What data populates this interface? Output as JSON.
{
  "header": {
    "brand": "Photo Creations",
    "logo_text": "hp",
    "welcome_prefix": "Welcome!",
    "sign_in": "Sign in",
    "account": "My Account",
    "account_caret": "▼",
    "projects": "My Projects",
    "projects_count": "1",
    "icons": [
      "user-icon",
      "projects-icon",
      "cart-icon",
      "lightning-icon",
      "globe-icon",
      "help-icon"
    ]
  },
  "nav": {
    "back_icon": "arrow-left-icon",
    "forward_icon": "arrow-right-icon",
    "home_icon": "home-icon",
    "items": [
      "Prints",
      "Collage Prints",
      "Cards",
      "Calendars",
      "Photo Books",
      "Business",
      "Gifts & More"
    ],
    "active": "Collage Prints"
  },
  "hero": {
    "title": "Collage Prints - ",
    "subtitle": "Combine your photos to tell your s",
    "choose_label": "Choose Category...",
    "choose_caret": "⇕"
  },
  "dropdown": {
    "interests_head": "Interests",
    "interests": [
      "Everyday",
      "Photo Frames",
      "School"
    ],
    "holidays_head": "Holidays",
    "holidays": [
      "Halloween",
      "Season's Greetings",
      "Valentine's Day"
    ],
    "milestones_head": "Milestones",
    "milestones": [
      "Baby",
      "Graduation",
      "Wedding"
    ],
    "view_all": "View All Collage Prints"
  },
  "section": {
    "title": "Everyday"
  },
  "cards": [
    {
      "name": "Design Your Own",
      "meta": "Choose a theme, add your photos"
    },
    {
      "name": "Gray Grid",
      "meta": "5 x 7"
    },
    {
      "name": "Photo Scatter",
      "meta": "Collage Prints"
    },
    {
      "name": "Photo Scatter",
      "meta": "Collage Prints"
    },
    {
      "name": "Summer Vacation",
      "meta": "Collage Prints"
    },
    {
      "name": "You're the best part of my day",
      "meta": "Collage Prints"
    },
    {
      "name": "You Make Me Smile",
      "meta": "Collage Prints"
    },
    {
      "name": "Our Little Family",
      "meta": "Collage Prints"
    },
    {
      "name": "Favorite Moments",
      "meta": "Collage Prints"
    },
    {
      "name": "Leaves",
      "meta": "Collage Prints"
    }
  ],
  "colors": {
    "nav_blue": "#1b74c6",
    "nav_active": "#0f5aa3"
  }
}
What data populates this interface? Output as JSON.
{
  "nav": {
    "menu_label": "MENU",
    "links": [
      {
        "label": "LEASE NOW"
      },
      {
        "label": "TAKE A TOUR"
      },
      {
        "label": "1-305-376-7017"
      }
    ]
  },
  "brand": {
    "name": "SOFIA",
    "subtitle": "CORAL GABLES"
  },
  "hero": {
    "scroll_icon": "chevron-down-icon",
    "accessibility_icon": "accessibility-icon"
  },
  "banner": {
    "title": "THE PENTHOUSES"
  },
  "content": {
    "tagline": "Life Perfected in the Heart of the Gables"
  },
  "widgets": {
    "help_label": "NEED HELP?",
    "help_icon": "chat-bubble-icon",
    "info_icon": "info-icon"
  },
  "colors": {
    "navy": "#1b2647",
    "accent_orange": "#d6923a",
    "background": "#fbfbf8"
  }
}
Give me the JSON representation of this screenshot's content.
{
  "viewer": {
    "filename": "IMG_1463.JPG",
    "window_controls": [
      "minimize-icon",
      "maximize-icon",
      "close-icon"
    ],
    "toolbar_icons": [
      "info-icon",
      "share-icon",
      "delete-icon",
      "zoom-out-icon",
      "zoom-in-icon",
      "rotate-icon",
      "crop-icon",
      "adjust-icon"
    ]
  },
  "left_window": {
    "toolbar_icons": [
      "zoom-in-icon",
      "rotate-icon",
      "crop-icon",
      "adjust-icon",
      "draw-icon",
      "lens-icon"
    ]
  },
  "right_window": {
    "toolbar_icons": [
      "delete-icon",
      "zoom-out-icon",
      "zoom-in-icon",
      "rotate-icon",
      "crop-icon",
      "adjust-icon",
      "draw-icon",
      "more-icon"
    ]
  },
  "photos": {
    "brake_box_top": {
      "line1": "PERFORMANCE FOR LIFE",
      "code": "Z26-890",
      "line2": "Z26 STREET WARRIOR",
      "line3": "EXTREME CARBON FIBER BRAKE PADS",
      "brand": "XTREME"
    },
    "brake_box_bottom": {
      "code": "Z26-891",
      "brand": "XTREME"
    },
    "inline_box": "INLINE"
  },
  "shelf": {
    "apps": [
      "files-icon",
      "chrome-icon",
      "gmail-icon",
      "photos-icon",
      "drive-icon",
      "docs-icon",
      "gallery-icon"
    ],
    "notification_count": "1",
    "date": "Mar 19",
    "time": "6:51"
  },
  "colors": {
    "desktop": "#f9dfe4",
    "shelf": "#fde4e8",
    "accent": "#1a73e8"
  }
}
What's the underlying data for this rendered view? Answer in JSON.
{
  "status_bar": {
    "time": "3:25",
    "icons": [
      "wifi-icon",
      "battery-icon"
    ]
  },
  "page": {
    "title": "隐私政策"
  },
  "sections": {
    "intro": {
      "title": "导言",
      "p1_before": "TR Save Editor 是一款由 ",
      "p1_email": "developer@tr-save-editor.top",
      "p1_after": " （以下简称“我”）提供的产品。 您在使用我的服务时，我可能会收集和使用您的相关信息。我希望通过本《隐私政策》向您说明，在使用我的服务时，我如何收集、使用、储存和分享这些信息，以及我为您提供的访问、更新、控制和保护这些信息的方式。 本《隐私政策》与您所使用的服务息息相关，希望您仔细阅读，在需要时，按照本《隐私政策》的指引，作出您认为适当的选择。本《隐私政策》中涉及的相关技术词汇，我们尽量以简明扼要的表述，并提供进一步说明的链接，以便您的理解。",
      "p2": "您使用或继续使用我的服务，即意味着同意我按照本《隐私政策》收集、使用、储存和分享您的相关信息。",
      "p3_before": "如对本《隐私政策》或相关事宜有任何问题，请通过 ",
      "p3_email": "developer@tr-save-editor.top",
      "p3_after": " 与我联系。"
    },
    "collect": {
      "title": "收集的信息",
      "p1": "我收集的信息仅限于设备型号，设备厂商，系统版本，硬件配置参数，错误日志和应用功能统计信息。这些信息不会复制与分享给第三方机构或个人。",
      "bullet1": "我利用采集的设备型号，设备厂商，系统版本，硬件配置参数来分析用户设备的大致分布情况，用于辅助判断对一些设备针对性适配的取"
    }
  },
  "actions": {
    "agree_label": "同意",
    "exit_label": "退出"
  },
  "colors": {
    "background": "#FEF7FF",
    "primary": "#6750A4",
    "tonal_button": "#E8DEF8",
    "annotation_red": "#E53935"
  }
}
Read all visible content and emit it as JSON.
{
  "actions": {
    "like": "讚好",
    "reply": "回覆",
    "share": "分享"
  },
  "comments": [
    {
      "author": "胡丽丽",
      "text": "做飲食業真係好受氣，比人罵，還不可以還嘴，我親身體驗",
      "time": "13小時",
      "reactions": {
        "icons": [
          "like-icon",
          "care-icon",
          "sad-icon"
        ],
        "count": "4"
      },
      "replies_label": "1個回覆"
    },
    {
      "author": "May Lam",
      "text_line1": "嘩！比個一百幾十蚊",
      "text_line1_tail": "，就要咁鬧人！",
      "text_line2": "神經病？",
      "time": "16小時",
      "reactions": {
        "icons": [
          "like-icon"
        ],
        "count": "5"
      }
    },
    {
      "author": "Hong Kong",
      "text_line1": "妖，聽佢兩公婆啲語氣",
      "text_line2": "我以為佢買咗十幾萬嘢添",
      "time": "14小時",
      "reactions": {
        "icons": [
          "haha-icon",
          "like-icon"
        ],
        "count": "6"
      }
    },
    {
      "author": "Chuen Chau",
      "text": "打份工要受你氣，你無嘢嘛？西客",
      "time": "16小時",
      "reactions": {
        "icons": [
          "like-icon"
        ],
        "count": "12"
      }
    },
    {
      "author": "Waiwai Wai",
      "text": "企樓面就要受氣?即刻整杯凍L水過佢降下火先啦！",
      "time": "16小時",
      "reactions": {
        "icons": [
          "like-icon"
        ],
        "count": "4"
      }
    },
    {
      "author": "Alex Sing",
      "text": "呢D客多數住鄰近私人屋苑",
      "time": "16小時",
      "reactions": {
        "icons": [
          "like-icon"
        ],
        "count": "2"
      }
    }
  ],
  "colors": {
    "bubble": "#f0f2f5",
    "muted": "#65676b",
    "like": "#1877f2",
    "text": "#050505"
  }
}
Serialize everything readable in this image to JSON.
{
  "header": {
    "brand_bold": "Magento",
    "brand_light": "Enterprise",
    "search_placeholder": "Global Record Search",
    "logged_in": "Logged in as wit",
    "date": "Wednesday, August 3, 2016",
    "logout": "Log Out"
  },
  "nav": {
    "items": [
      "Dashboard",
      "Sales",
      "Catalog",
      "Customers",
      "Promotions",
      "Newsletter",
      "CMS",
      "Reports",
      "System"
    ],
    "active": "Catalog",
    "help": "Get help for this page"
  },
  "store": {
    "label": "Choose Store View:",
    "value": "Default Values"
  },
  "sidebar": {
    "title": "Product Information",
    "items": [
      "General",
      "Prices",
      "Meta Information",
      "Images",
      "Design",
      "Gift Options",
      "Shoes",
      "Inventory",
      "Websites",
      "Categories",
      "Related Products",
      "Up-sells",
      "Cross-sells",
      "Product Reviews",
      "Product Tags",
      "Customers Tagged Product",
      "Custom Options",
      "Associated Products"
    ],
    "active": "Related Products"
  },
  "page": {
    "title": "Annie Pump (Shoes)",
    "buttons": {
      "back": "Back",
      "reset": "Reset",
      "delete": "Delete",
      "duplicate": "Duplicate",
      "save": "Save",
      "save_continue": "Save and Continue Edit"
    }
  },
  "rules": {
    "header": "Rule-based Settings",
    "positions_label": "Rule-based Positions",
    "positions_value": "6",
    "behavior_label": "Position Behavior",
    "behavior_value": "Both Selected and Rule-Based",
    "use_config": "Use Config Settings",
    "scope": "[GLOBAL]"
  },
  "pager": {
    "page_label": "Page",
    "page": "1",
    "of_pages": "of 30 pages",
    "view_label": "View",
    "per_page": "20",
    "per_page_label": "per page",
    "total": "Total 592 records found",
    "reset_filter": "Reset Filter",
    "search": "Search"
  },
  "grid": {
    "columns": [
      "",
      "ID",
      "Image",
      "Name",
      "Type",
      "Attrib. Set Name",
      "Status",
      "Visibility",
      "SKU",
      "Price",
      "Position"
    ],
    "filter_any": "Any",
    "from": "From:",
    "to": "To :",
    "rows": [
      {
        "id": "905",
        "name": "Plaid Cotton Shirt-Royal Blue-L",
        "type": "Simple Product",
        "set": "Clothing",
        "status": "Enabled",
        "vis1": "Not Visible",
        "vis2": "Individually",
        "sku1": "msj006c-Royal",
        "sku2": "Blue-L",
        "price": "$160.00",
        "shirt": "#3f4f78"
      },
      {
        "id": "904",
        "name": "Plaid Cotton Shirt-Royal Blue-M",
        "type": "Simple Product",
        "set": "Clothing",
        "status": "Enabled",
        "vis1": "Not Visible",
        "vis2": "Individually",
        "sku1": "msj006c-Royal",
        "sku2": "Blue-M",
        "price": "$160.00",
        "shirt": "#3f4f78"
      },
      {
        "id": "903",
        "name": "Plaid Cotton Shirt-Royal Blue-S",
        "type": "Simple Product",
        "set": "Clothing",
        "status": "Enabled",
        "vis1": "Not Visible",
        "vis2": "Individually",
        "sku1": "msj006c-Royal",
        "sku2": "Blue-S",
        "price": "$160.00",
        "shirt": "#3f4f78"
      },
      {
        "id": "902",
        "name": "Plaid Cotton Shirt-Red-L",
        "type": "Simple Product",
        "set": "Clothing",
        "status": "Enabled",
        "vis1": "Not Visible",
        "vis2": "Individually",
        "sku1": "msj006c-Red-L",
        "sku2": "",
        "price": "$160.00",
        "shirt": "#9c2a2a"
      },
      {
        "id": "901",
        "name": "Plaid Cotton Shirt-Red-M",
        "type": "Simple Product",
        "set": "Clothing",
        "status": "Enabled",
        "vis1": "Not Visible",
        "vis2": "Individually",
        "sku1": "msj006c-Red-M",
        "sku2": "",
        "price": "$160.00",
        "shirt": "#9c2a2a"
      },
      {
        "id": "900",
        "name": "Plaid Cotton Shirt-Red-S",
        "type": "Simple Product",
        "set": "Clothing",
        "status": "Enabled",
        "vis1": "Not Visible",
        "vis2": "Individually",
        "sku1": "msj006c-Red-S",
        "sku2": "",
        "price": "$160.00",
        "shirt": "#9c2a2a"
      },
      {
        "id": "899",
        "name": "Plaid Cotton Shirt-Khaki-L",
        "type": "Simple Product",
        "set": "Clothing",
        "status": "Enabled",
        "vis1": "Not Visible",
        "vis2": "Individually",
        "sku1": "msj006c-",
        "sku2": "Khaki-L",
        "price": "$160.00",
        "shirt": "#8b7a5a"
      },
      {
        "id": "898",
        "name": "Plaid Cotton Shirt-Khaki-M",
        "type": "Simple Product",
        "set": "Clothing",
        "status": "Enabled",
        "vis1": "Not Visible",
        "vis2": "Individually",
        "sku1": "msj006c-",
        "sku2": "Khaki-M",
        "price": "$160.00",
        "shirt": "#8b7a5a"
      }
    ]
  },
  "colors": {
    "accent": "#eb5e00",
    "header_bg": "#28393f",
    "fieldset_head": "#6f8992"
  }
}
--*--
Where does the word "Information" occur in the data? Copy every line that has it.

    "title": "Product Information",
      "Meta Information",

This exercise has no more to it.